▶ **PROBLEM DETAILS**: Everything in the listing below should be written out again exactly, except the pictures.

⁂

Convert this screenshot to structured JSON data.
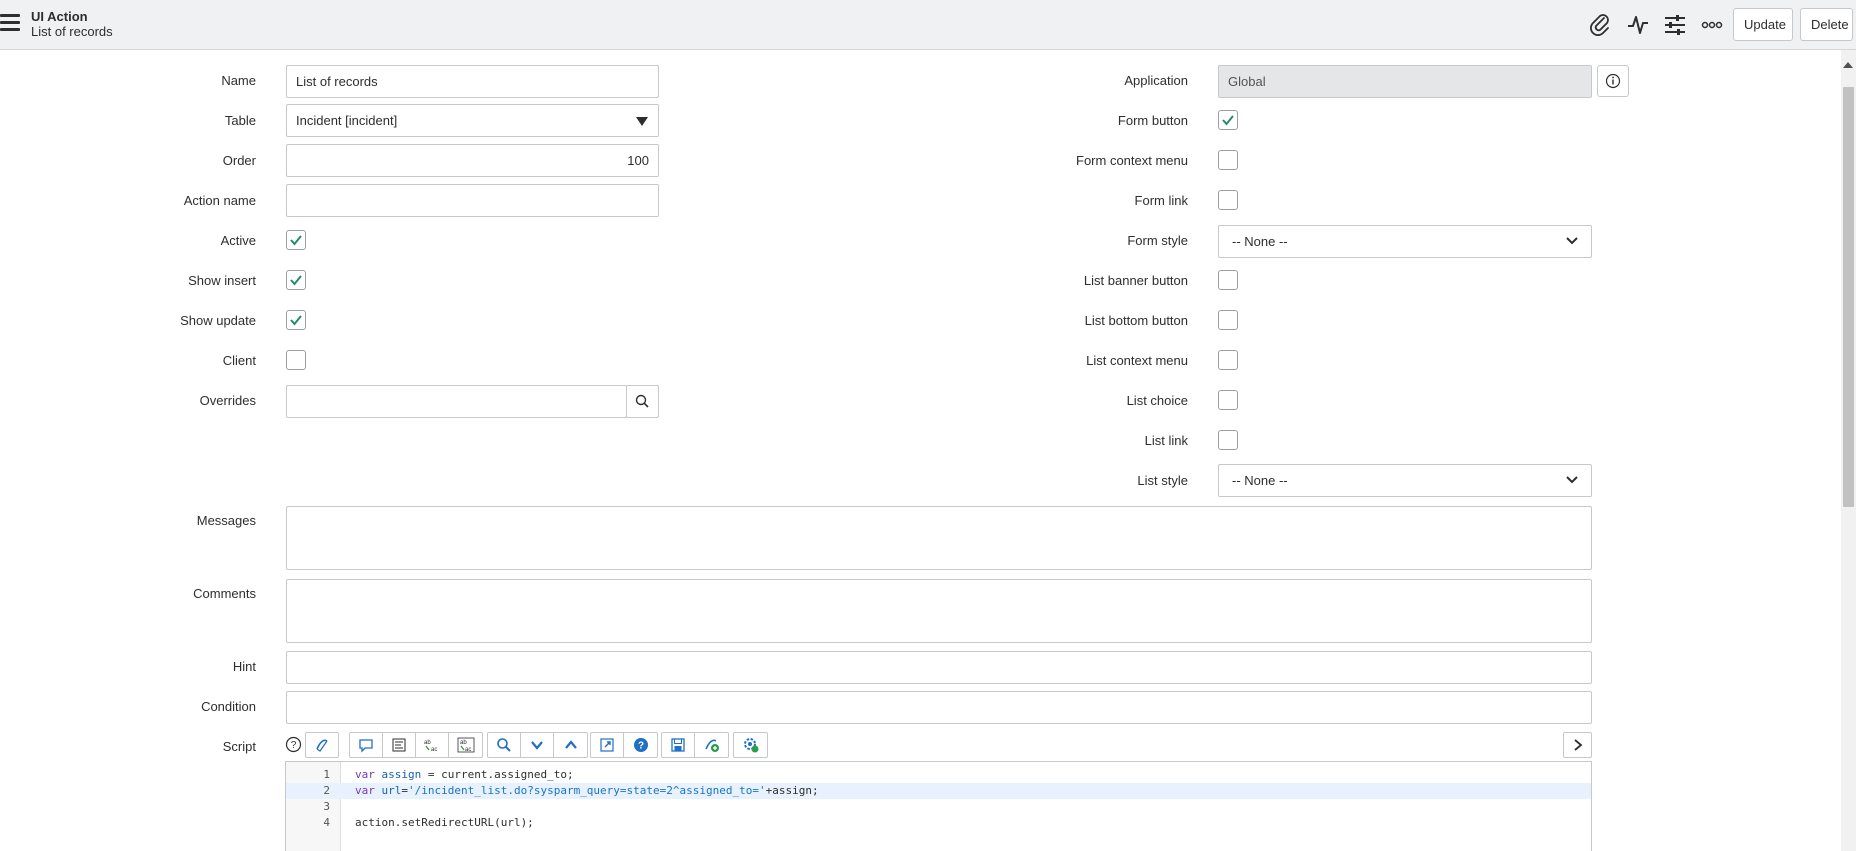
{
  "header": {
    "record_type": "UI Action",
    "record_name": "List of records",
    "update_label": "Update",
    "delete_label": "Delete",
    "icons": [
      "menu-icon",
      "paperclip-icon",
      "activity-icon",
      "settings-sliders-icon",
      "more-icon"
    ]
  },
  "left": {
    "name_label": "Name",
    "name_value": "List of records",
    "table_label": "Table",
    "table_value": "Incident [incident]",
    "order_label": "Order",
    "order_value": "100",
    "action_name_label": "Action name",
    "action_name_value": "",
    "active_label": "Active",
    "active_checked": true,
    "show_insert_label": "Show insert",
    "show_insert_checked": true,
    "show_update_label": "Show update",
    "show_update_checked": true,
    "client_label": "Client",
    "client_checked": false,
    "overrides_label": "Overrides",
    "overrides_value": ""
  },
  "right": {
    "application_label": "Application",
    "application_value": "Global",
    "form_button_label": "Form button",
    "form_button_checked": true,
    "form_context_menu_label": "Form context menu",
    "form_link_label": "Form link",
    "form_style_label": "Form style",
    "form_style_value": "-- None --",
    "list_banner_button_label": "List banner button",
    "list_bottom_button_label": "List bottom button",
    "list_context_menu_label": "List context menu",
    "list_choice_label": "List choice",
    "list_link_label": "List link",
    "list_style_label": "List style",
    "list_style_value": "-- None --"
  },
  "wide": {
    "messages_label": "Messages",
    "comments_label": "Comments",
    "hint_label": "Hint",
    "condition_label": "Condition",
    "script_label": "Script"
  },
  "script": {
    "lines": [
      {
        "num": "1",
        "parts": [
          {
            "t": "var",
            "c": "kw"
          },
          {
            "t": " ",
            "c": ""
          },
          {
            "t": "assign",
            "c": "var"
          },
          {
            "t": " = current.assigned_to;",
            "c": ""
          }
        ]
      },
      {
        "num": "2",
        "parts": [
          {
            "t": "var",
            "c": "kw"
          },
          {
            "t": " ",
            "c": ""
          },
          {
            "t": "url",
            "c": "var"
          },
          {
            "t": "=",
            "c": ""
          },
          {
            "t": "'/incident_list.do?sysparm_query=state=2^assigned_to='",
            "c": "str"
          },
          {
            "t": "+assign;",
            "c": ""
          }
        ]
      },
      {
        "num": "3",
        "parts": []
      },
      {
        "num": "4",
        "parts": [
          {
            "t": "action.setRedirectURL(url);",
            "c": ""
          }
        ]
      }
    ]
  },
  "colors": {
    "check": "#278a6d",
    "header_bg": "#f0f1f2",
    "border": "#c7c8ca"
  }
}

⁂

▶ **ANSWER SPACE**:
Convert this screenshot to structured JSON data.
{
  "header": {
    "record_type": "UI Action",
    "record_name": "List of records",
    "update_label": "Update",
    "delete_label": "Delete",
    "icons": [
      "menu-icon",
      "paperclip-icon",
      "activity-icon",
      "settings-sliders-icon",
      "more-icon"
    ]
  },
  "left": {
    "name_label": "Name",
    "name_value": "List of records",
    "table_label": "Table",
    "table_value": "Incident [incident]",
    "order_label": "Order",
    "order_value": "100",
    "action_name_label": "Action name",
    "action_name_value": "",
    "active_label": "Active",
    "active_checked": true,
    "show_insert_label": "Show insert",
    "show_insert_checked": true,
    "show_update_label": "Show update",
    "show_update_checked": true,
    "client_label": "Client",
    "client_checked": false,
    "overrides_label": "Overrides",
    "overrides_value": ""
  },
  "right": {
    "application_label": "Application",
    "application_value": "Global",
    "form_button_label": "Form button",
    "form_button_checked": true,
    "form_context_menu_label": "Form context menu",
    "form_link_label": "Form link",
    "form_style_label": "Form style",
    "form_style_value": "-- None --",
    "list_banner_button_label": "List banner button",
    "list_bottom_button_label": "List bottom button",
    "list_context_menu_label": "List context menu",
    "list_choice_label": "List choice",
    "list_link_label": "List link",
    "list_style_label": "List style",
    "list_style_value": "-- None --"
  },
  "wide": {
    "messages_label": "Messages",
    "comments_label": "Comments",
    "hint_label": "Hint",
    "condition_label": "Condition",
    "script_label": "Script"
  },
  "script": {
    "lines": [
      {
        "num": "1",
        "parts": [
          {
            "t": "var",
            "c": "kw"
          },
          {
            "t": " ",
            "c": ""
          },
          {
            "t": "assign",
            "c": "var"
          },
          {
            "t": " = current.assigned_to;",
            "c": ""
          }
        ]
      },
      {
        "num": "2",
        "parts": [
          {
            "t": "var",
            "c": "kw"
          },
          {
            "t": " ",
            "c": ""
          },
          {
            "t": "url",
            "c": "var"
          },
          {
            "t": "=",
            "c": ""
          },
          {
            "t": "'/incident_list.do?sysparm_query=state=2^assigned_to='",
            "c": "str"
          },
          {
            "t": "+assign;",
            "c": ""
          }
        ]
      },
      {
        "num": "3",
        "parts": []
      },
      {
        "num": "4",
        "parts": [
          {
            "t": "action.setRedirectURL(url);",
            "c": ""
          }
        ]
      }
    ]
  },
  "colors": {
    "check": "#278a6d",
    "header_bg": "#f0f1f2",
    "border": "#c7c8ca"
  }
}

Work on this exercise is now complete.